WASHINGTON (AP) — Michelle Obama called civil rights leader Whitney Young one of the "unsung heroes" who helped make a more fair and just society.
The first lady spoke Tuesday before a screening of the documentary "The Powerbroker: Whitney Young's Fight for Civil Rights." It follows Young's rise from segregated Kentucky to leader of the National Urban League during the 1960s.
Young was one of the organizers for the 1963 March on Washington, which featured Martin Luther King Jr.'s "I Have A Dream" speech. Mrs. Obama is scheduled to join President Barack Obama as he makes a speech Wednesday commemorating the 50th anniversary of the march.
"For every Dr. King, there is a Whitney Young or a Roy Wilkins or a Dorothy Height, each of whom played a critical role in the struggle for change," she said before the screening at the Eisenhower Executive Office Building, part of the White House complex.

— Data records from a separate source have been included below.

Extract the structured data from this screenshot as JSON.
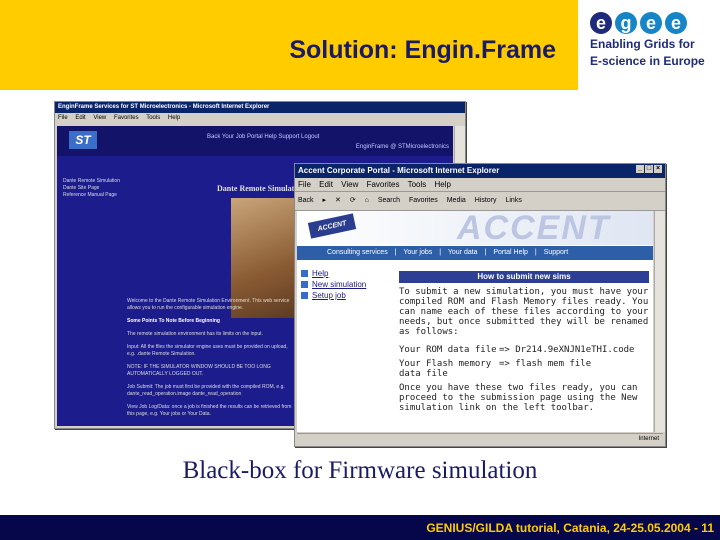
{
  "slide": {
    "title": "Solution: Engin.Frame",
    "caption": "Black-box for Firmware simulation",
    "footer": "GENIUS/GILDA tutorial, Catania, 24-25.05.2004  - 11"
  },
  "logo": {
    "letters": [
      "e",
      "g",
      "e",
      "e"
    ],
    "line1": "Enabling Grids for",
    "line2": "E-science in Europe"
  },
  "back_window": {
    "title": "EnginFrame Services for ST Microelectronics - Microsoft Internet Explorer",
    "menu": [
      "File",
      "Edit",
      "View",
      "Favorites",
      "Tools",
      "Help"
    ],
    "top_links": "Back   Your Job   Portal Help   Support   Logout",
    "company": "EnginFrame @ STMicroelectronics",
    "side_links": [
      "Dante Remote Simulation",
      "Dante Site Page",
      "Reference Manual Page"
    ],
    "page_title": "Dante Remote Simulation",
    "text_intro": "Welcome to the Dante Remote Simulation Environment. This web service allows you to run the configurable simulation engine.",
    "text_heading": "Some Points To Note Before Beginning",
    "text_1": "The remote simulation environment has its limits on the input.",
    "text_2": "Input: All the files the simulator engine uses must be provided on upload, e.g. .dante Remote Simulation.",
    "text_3": "NOTE: IF THE SIMULATOR WINDOW SHOULD BE TOO LONG AUTOMATICALLY LOGGED OUT.",
    "text_4": "Job Submit: The job must first be provided with the compiled ROM, e.g. dante_read_operation.image dante_read_operation",
    "text_5": "View Job Log/Data: once a job is finished the results can be retrieved from this page, e.g. Your jobs or Your Data."
  },
  "front_window": {
    "title": "Accent Corporate Portal - Microsoft Internet Explorer",
    "menu": [
      "File",
      "Edit",
      "View",
      "Favorites",
      "Tools",
      "Help"
    ],
    "toolbar": [
      "Back",
      "▸",
      "✕",
      "⟳",
      "⌂",
      "Search",
      "Favorites",
      "Media",
      "History",
      "Links"
    ],
    "accent_logo": "ACCENT",
    "accent_word": "ACCENT",
    "navbar": [
      "Consulting services",
      "Your jobs",
      "Your data",
      "Portal Help",
      "Support"
    ],
    "nav_items": [
      "Help",
      "New simulation",
      "Setup job"
    ],
    "howto_header": "How to submit new sims",
    "para1": "To submit a new simulation, you must have your compiled ROM and Flash Memory files ready. You can name each of these files according to your needs, but once submitted they will be renamed as follows:",
    "field1_label": "Your ROM data file",
    "field1_value": "=> Dr214.9eXNJN1eTHI.code",
    "field2_label": "Your Flash memory data file",
    "field2_value": "=> flash mem file",
    "para2": "Once you have these two files ready, you can proceed to the submission page using the New simulation link on the left toolbar.",
    "status_right": "Internet"
  }
}
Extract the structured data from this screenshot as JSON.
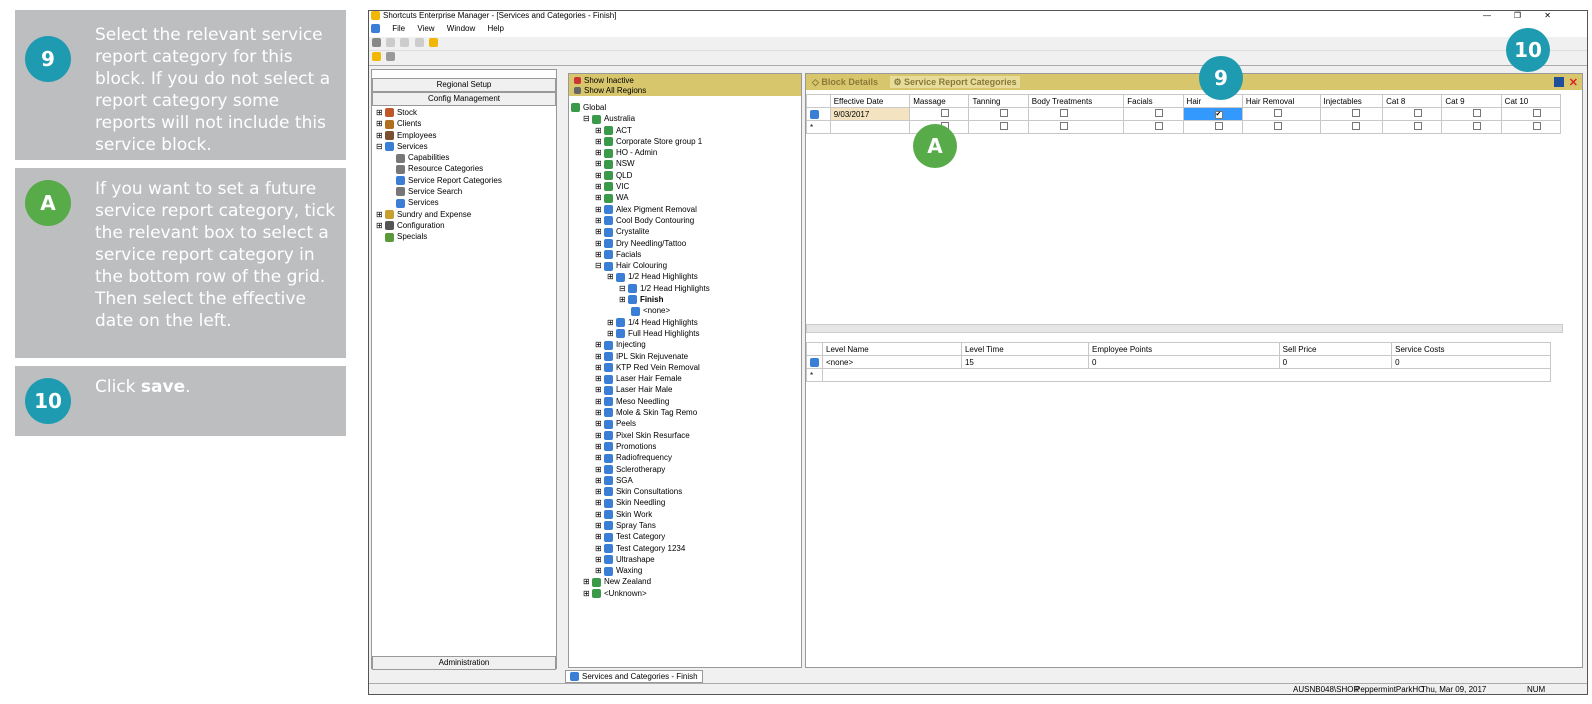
{
  "instructions": [
    {
      "number": "9",
      "text": "Select the relevant service report category for this block. If you do not select a report category some reports will not include this service block."
    },
    {
      "number": "A",
      "text": "If you want to set a future service report category, tick the relevant box to select a service report category in the bottom row of the grid. Then select the effective date on the left."
    },
    {
      "number": "10",
      "text_before": "Click ",
      "text_bold": "save",
      "text_after": "."
    }
  ],
  "window": {
    "title": "Shortcuts Enterprise Manager - [Services and Categories - Finish]"
  },
  "menu": [
    "File",
    "View",
    "Window",
    "Help"
  ],
  "left_nav": {
    "buttons": [
      "Regional Setup",
      "Config Management"
    ],
    "footer": "Administration",
    "tree": [
      "Stock",
      "Clients",
      "Employees",
      "Services",
      "Capabilities",
      "Resource Categories",
      "Service Report Categories",
      "Service Search",
      "Services",
      "Sundry and Expense",
      "Configuration",
      "Specials"
    ]
  },
  "mid": {
    "show_inactive": "Show Inactive",
    "show_all_regions": "Show All Regions",
    "tree": [
      "Global",
      "Australia",
      "ACT",
      "Corporate Store group 1",
      "HO - Admin",
      "NSW",
      "QLD",
      "VIC",
      "WA",
      "Alex Pigment Removal",
      "Cool Body Contouring",
      "Crystalite",
      "Dry Needling/Tattoo",
      "Facials",
      "Hair Colouring",
      "1/2 Head Highlights",
      "1/2 Head Highlights",
      "Finish",
      "<none>",
      "1/4 Head Highlights",
      "Full Head Highlights",
      "Injecting",
      "IPL Skin Rejuvenate",
      "KTP Red Vein Removal",
      "Laser Hair Female",
      "Laser Hair Male",
      "Meso Needling",
      "Mole & Skin Tag Remo",
      "Peels",
      "Pixel Skin Resurface",
      "Promotions",
      "Radiofrequency",
      "Sclerotherapy",
      "SGA",
      "Skin Consultations",
      "Skin Needling",
      "Skin Work",
      "Spray Tans",
      "Test Category",
      "Test Category 1234",
      "Ultrashape",
      "Waxing",
      "New Zealand",
      "<Unknown>"
    ]
  },
  "right": {
    "tab_block": "Block Details",
    "tab_report": "Service Report Categories",
    "columns": [
      "Effective Date",
      "Massage",
      "Tanning",
      "Body Treatments",
      "Facials",
      "Hair",
      "Hair Removal",
      "Injectables",
      "Cat 8",
      "Cat 9",
      "Cat 10"
    ],
    "row1_date": "9/03/2017",
    "new_row_marker": "*",
    "levels_columns": [
      "Level Name",
      "Level Time",
      "Employee Points",
      "Sell Price",
      "Service Costs"
    ],
    "levels_row": [
      "<none>",
      "15",
      "0",
      "0",
      "0"
    ]
  },
  "bottom_tab": "Services and Categories - Finish",
  "status": [
    "AUSNB048\\SHOR",
    "PeppermintParkHO",
    "Thu, Mar 09, 2017",
    "NUM"
  ],
  "callouts": {
    "nine": "9",
    "ten": "10",
    "a": "A"
  },
  "colors": {
    "teal": "#1e9bb0",
    "green": "#57ab48",
    "card": "#bcbec0",
    "panel_header": "#d8c66c"
  }
}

Mrs. Obama said she learned from the documentary that Young drew from his intelligence and sense of humor to face discrimination and challenges. He worked with three presidential administrations, community leaders, business executives and regular citizens to champion for race relations.
The first lady graduated from Whitney M. Young Magnet High School in Chicago in 1981.
Mrs. Obama urged the audience including middle and high school students from Washington, D.C., and Loudon County, Va., to become "agents of change" like Young and make their communities and country more safe, prosperous and free.
She told the students they could become filmmakers, teachers, doctors and business executives, as long as they focus on their education now to prepare themselves for opportunities to come.
"Whatever you do, what I want you all to take with you is that I want you to keep pushing to be the very best that you can be at whatever you choose, and that takes hard work," she said. "You have to put in the time and the energy to be great."
The documentary, airing on PBS, includes insight on Young from former Defense Secretary Donald H. Rumsfeld, Harvard scholar Henry Louis Gates Jr. and business executive Vernon Jordan.